1. The appellants' vakil has brought to our notice the decision in Krishnan Nambiar v. Krishnan Nair in which it was held that the state of things at the time when the debt was contracted must be looked to, and that a creditor cannot be affected by any subsequent arrangement in the family to which he was not a party; and that consequently subsequent partition in a tarwad is no ground for holding the divided members and their property not liable for the decree obtained against the karnavan, as such, prior to the partition. We see no reason to doubt the correctness of the above decision. But it is no authority for holding to be valid the sale of partitioned property in the absence of the parties to whom it has been apportioned.
2. For a sale to be binding on such persons, they should be expressly included as parties to the execution proceedings in which case they will have an opportunity of paying the debt and thus saving the property from sale. As they have ceased to be members of the tarwad, the original karnavan can no longer be held to represent them. The decision above referred to and relied on for appellants is therfore reconcilable with that in Sankara v. Kelu I.L.R. 14 Mad. 29 which the Judge has followed.
3. This appeal fails and is dismissed with costs.
Second Appeal No. 1323 of 1894 (unreported):
In this case the plaintiff, who was the appellant in the High Court, sued for a declara-
tion that certain property was not liable to be attached in execution of a decree obtained
in 1880. His case was that the judgment-debtor had not been sued in his capacity as karnavan
of the plaintiff's tarwad so as to render the decree binding on the plaintiff as alleged by
the defendants, that the debt for which the decree was passed had been incurred in 1878 for
purposes not binding on the tarwad, that under a razinamah, dated 1877, and a karar or parti-
tion-deed, dated March 1882, the lands of the tarwad had been divided and the lands now in

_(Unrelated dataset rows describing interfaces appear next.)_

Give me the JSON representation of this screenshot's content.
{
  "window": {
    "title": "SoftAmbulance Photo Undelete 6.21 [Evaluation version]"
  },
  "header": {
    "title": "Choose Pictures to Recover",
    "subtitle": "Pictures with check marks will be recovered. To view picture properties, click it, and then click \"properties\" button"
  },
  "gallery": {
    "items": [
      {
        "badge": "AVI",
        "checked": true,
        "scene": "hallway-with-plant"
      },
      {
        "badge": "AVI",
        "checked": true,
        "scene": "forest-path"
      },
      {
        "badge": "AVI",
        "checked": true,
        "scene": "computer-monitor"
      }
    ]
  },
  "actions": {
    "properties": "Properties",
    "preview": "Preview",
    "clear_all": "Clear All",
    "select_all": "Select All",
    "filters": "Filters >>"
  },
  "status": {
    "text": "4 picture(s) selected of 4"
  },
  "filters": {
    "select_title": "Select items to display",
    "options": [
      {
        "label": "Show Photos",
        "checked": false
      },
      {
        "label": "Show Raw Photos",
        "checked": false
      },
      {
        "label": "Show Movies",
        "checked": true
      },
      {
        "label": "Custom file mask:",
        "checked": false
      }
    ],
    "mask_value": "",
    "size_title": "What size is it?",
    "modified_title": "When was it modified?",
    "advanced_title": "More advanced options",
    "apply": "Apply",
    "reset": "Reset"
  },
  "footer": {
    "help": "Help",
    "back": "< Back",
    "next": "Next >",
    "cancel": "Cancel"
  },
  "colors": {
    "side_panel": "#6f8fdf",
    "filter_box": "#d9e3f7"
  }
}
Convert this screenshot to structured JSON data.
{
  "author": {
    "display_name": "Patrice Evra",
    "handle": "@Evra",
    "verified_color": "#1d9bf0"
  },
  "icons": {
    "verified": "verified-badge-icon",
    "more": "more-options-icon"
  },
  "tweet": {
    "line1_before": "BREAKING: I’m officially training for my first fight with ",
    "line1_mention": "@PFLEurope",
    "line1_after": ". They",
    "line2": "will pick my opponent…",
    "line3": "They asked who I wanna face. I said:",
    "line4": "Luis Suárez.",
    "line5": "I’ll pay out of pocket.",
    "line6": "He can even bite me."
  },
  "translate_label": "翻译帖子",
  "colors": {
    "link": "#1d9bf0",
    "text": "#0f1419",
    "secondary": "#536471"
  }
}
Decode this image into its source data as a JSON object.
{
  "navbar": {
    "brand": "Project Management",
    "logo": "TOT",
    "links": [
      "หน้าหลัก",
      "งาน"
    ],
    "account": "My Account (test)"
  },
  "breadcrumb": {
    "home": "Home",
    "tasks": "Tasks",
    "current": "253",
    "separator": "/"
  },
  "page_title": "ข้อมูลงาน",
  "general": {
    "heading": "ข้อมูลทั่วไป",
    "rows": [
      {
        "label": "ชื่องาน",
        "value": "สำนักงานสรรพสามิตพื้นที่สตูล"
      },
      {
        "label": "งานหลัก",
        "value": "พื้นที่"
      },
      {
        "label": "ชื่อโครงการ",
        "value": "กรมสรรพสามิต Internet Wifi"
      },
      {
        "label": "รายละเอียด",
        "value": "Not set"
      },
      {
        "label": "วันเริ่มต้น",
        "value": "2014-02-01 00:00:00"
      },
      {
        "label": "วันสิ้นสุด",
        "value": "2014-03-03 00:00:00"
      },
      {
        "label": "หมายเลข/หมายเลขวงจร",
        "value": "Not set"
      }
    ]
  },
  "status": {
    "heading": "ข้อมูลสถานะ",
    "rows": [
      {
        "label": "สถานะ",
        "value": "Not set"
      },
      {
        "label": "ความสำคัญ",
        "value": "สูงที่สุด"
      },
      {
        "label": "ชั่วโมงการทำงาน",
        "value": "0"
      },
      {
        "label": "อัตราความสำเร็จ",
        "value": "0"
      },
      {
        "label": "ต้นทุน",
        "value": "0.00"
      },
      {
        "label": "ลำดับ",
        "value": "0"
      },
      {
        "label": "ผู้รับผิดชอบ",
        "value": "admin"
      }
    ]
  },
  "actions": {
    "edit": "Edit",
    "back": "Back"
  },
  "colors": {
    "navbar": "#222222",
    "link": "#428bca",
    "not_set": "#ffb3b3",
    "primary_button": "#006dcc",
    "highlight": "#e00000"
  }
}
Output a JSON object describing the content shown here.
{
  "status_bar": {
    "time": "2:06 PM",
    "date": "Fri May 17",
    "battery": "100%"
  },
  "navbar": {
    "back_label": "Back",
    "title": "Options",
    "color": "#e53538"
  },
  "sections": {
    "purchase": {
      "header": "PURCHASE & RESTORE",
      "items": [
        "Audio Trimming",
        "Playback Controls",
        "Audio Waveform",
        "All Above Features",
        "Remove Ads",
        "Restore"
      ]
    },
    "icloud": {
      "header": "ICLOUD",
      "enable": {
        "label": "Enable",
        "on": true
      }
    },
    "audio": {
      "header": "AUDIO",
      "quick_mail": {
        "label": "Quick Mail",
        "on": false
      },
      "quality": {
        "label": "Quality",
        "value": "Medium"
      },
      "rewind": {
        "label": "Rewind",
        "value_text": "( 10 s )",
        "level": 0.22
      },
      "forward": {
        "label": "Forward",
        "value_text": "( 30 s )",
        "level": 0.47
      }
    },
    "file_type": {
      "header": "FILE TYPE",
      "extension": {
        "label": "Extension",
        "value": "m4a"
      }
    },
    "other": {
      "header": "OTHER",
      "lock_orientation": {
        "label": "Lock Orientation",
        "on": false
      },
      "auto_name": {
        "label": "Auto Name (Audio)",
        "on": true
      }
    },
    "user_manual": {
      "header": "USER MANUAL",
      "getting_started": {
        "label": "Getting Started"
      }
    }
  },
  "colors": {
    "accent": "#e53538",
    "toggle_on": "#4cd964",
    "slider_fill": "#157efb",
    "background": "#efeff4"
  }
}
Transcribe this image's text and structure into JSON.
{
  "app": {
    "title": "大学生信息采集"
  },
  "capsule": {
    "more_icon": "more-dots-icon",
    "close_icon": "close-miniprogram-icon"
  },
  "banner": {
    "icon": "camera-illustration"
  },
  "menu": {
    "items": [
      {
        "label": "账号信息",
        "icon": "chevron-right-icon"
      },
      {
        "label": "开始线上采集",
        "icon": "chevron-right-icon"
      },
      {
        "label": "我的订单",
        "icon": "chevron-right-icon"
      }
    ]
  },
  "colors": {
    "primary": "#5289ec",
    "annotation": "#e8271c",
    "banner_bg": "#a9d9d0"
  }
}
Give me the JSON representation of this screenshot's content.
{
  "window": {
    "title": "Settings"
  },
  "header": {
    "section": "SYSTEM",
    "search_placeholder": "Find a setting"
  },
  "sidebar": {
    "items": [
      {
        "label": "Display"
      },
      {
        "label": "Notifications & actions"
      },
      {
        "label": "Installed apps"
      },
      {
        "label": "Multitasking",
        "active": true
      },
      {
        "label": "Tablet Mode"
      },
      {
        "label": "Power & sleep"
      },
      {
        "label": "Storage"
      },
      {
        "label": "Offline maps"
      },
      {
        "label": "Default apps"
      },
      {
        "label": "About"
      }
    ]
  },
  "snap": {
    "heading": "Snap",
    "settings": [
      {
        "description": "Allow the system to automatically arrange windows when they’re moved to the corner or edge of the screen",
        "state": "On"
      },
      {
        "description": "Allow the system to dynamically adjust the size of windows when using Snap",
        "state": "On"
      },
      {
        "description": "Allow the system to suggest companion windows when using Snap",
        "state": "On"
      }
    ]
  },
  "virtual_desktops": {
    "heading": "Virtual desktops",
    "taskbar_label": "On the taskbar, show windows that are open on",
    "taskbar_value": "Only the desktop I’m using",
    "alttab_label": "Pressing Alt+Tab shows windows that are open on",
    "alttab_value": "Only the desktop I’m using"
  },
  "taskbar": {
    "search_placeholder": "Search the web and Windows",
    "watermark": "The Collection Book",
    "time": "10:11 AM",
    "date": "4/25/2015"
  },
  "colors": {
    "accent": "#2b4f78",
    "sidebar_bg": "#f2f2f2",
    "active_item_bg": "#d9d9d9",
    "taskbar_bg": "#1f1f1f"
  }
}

question had been allotted to the plaintiff's branch of the tarwad.
The second appeal came on for hearing on the 10th of December 1894 before Muttusami
Ayyar and Best, JJ.: